**Exercise details:** Your result will be the set of lines with "Email", copied from the material below.

**Data section:**

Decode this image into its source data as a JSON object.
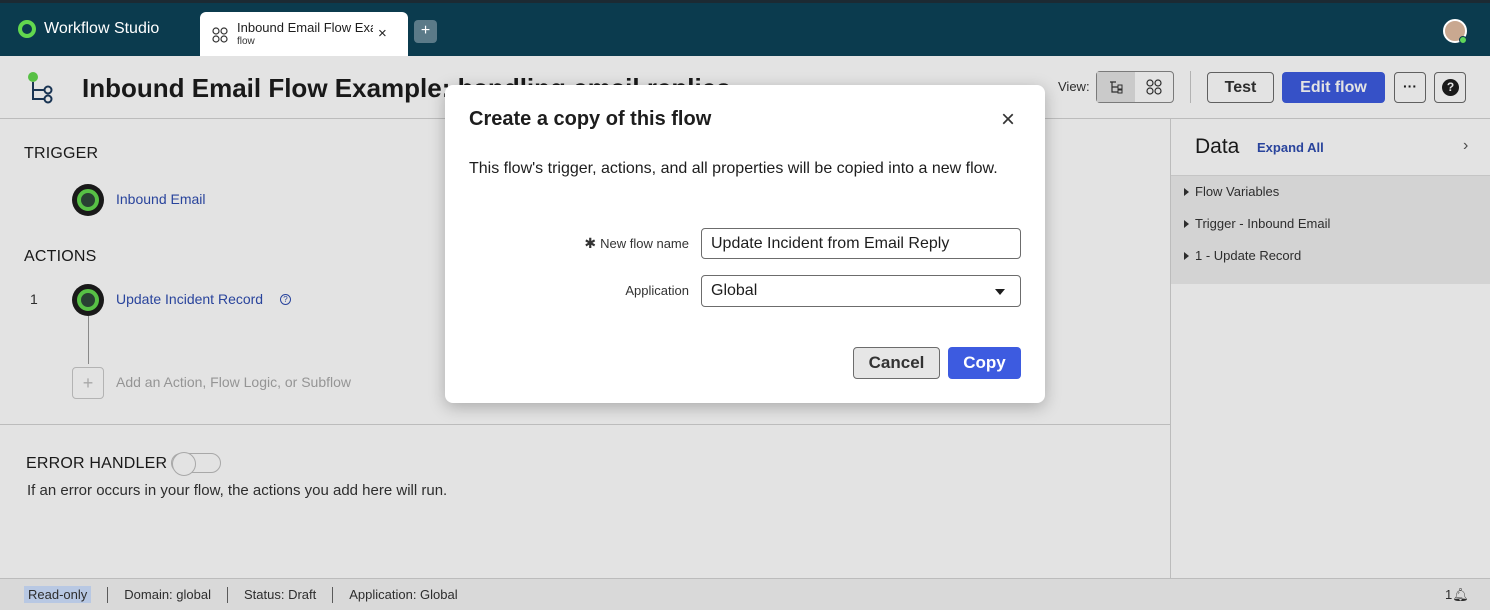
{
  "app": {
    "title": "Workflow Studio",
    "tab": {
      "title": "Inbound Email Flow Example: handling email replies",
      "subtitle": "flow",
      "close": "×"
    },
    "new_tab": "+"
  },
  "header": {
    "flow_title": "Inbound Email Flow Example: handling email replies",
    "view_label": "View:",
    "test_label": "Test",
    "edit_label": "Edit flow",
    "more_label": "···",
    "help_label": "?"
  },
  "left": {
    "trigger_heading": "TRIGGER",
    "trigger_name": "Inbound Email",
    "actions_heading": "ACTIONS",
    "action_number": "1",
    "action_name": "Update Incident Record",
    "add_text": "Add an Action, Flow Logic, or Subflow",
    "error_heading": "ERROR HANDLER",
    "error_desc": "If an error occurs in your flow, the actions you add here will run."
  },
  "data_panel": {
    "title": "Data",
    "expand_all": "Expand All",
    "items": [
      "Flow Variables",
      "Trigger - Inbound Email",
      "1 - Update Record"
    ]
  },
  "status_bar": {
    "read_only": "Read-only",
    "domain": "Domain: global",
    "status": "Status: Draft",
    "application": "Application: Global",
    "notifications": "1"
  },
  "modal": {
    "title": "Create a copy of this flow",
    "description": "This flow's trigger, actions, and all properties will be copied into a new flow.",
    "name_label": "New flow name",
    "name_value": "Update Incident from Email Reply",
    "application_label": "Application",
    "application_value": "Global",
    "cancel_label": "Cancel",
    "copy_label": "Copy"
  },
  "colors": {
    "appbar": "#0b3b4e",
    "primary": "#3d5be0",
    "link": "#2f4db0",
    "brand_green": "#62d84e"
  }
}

**Answer to the exercise:**
      "title": "Inbound Email Flow Example: handling email replies",
    "flow_title": "Inbound Email Flow Example: handling email replies",
    "trigger_name": "Inbound Email",
      "Trigger - Inbound Email",
    "name_value": "Update Incident from Email Reply",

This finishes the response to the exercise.